Logpresso provides procedure that allows you to call the predefined query command like a function. This is similar to a DBMS procedure, and provides the following benefits:
- Improve reusability and maintenance
- You can improve reusability by modularizing queries that provide specific functionality through procedures. You just need to tell the user the name of the procedure and the parameters to use. You can maintain procedure with ease as you can redefine them without affecting other code.
- Improve Security
- Commands that connect to external systems such as dbquery, ftp, and sftp require profile privileges. Granting profile privileges directly to the user is insecure because the user can run arbitrary operations from the external system. However, Logpresso allows users to execute commands that require specific administrative privileges or configure commands that can run arbitrary tasks on local/remote hosts as procedures, and then manage user privileges so that users can use the desired tasks without a granted system-wide administrative privileges. For example, you can apply the administrative privileges in a way that limits user privileges to view a part of the source data, or masks and displays the source data.
- Access to Logpresso’s system table

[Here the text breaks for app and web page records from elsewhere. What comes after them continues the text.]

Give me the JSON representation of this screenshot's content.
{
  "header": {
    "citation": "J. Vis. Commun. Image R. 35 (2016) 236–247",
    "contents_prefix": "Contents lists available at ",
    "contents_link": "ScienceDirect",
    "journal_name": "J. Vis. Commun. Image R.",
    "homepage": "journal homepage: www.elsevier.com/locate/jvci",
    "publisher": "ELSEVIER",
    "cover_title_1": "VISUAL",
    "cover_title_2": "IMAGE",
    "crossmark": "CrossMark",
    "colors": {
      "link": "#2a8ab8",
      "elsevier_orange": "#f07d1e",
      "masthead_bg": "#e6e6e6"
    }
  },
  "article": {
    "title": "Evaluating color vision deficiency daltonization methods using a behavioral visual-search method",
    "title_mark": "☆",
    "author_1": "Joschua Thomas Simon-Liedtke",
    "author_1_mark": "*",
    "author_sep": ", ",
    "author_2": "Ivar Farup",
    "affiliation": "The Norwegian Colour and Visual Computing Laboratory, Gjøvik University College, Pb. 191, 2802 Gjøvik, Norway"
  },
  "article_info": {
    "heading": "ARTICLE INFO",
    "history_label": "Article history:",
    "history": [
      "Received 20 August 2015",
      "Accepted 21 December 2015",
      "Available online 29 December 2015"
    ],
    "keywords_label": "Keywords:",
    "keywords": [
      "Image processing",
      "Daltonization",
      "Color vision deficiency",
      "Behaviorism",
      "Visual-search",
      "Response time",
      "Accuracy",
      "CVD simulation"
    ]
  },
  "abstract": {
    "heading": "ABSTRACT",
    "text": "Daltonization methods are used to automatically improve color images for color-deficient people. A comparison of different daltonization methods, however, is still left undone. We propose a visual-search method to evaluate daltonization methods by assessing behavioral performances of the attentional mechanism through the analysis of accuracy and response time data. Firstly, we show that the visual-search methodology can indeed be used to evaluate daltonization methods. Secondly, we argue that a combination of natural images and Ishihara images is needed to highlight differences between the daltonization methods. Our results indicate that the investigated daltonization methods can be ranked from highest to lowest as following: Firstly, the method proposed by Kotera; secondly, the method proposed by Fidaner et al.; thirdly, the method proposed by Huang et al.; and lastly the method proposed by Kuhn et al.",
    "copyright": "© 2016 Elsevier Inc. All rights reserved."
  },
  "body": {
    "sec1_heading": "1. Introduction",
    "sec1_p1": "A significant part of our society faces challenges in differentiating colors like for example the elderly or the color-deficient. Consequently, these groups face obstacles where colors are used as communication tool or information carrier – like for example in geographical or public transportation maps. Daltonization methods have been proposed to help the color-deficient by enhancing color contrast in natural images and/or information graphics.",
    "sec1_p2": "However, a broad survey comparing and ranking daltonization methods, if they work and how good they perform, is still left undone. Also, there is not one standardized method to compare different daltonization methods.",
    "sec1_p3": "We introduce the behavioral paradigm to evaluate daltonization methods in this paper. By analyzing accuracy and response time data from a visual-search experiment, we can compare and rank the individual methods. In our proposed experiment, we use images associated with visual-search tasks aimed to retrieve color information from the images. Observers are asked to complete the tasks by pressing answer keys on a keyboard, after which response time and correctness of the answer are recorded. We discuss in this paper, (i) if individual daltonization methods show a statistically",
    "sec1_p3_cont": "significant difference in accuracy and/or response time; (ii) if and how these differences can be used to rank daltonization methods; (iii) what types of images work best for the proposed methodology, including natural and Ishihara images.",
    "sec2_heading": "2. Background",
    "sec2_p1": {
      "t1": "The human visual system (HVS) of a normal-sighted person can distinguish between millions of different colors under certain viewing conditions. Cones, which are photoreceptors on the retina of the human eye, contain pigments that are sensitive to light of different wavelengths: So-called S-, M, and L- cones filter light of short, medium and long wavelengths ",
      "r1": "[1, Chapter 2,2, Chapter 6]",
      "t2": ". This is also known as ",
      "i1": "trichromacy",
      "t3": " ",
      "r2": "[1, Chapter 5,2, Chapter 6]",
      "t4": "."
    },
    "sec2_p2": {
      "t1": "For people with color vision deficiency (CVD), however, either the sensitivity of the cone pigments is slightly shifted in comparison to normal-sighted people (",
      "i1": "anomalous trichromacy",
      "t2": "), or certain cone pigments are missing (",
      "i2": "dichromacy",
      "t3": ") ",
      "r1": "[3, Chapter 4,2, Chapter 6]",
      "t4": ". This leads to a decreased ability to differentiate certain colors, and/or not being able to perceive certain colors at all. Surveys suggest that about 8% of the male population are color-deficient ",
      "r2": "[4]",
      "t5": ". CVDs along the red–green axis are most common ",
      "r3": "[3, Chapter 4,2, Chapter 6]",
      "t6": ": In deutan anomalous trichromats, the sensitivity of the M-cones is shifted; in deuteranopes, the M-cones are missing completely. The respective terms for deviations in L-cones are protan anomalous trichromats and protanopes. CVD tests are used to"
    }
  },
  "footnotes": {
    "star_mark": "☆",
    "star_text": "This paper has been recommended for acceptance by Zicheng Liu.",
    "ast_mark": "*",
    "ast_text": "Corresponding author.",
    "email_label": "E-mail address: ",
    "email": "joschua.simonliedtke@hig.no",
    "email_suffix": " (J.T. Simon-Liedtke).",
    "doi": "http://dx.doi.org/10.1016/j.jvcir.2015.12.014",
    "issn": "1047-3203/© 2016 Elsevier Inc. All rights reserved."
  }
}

- To access the Logpresso's system table, you must have administrative privileges. When the user needs to access the Logpresso's system setting information, Logpresso allows the user to access it through the procedure.
Defining the Procedure
You can define and manage procedures in the web console. Procedure management is available in the following paths:
- (ENT, STD) Query > Procedure
- (MAE, SNR) Analysis > Procedure
A query command to be used as a procedure may contain parameters or custom fields to use when calling the procedure.
The query defined in the procedure can use the $() function to refer to parameters passed by the user when calling the procedure. The following is an example:
table duration=1d sys_cpu_logs | search kernel + user >= $("threshold")
In the example query command, threshold is the parameter.
The most common mistake in writing a procedure is to write a query thinking that the $() function reference is replaced like a macro. The $() function can only be specified where an expression can be assigned in a query command. For example, the following procedure is not the correct query because dbquery does not support an arbitrary SQL statement input as an expression.
dbquery USERDB $("sql")
proc command calls and executes the procedure. See the description of the command on how to call it.